# WHAT TO DO
Repeat all entries word for word; skip images.

-- RECORDS FOR THE TASK follows --

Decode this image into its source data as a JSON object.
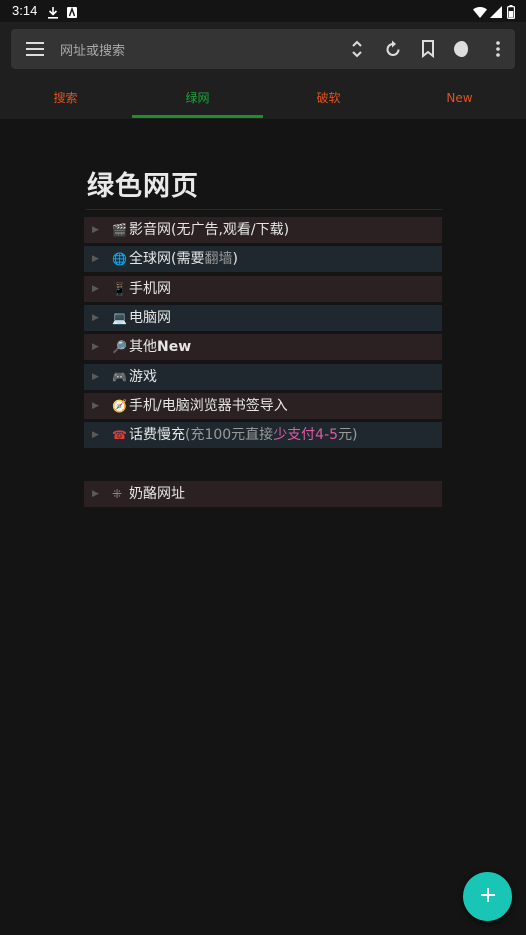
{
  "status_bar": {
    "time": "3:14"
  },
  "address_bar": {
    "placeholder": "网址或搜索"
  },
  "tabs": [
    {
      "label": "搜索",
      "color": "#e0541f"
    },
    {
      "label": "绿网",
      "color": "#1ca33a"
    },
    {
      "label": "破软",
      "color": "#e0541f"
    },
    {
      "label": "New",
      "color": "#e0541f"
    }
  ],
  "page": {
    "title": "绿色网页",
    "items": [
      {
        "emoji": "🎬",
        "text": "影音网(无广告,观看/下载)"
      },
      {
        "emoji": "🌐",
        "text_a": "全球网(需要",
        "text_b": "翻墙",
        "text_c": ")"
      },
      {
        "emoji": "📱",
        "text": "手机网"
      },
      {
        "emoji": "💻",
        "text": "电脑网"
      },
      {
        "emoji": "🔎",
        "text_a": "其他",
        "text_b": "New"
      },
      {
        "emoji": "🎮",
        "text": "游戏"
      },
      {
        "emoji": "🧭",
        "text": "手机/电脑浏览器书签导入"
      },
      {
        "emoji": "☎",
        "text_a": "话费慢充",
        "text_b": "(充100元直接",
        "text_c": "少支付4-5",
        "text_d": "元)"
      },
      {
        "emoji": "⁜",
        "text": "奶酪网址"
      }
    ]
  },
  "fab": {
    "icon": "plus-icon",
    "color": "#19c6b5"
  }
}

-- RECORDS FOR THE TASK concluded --

# OUTPUT BELOW
Decode this image into its source data as a JSON object.
{
  "status_bar": {
    "time": "3:14"
  },
  "address_bar": {
    "placeholder": "网址或搜索"
  },
  "tabs": [
    {
      "label": "搜索",
      "color": "#e0541f"
    },
    {
      "label": "绿网",
      "color": "#1ca33a"
    },
    {
      "label": "破软",
      "color": "#e0541f"
    },
    {
      "label": "New",
      "color": "#e0541f"
    }
  ],
  "page": {
    "title": "绿色网页",
    "items": [
      {
        "emoji": "🎬",
        "text": "影音网(无广告,观看/下载)"
      },
      {
        "emoji": "🌐",
        "text_a": "全球网(需要",
        "text_b": "翻墙",
        "text_c": ")"
      },
      {
        "emoji": "📱",
        "text": "手机网"
      },
      {
        "emoji": "💻",
        "text": "电脑网"
      },
      {
        "emoji": "🔎",
        "text_a": "其他",
        "text_b": "New"
      },
      {
        "emoji": "🎮",
        "text": "游戏"
      },
      {
        "emoji": "🧭",
        "text": "手机/电脑浏览器书签导入"
      },
      {
        "emoji": "☎",
        "text_a": "话费慢充",
        "text_b": "(充100元直接",
        "text_c": "少支付4-5",
        "text_d": "元)"
      },
      {
        "emoji": "⁜",
        "text": "奶酪网址"
      }
    ]
  },
  "fab": {
    "icon": "plus-icon",
    "color": "#19c6b5"
  }
}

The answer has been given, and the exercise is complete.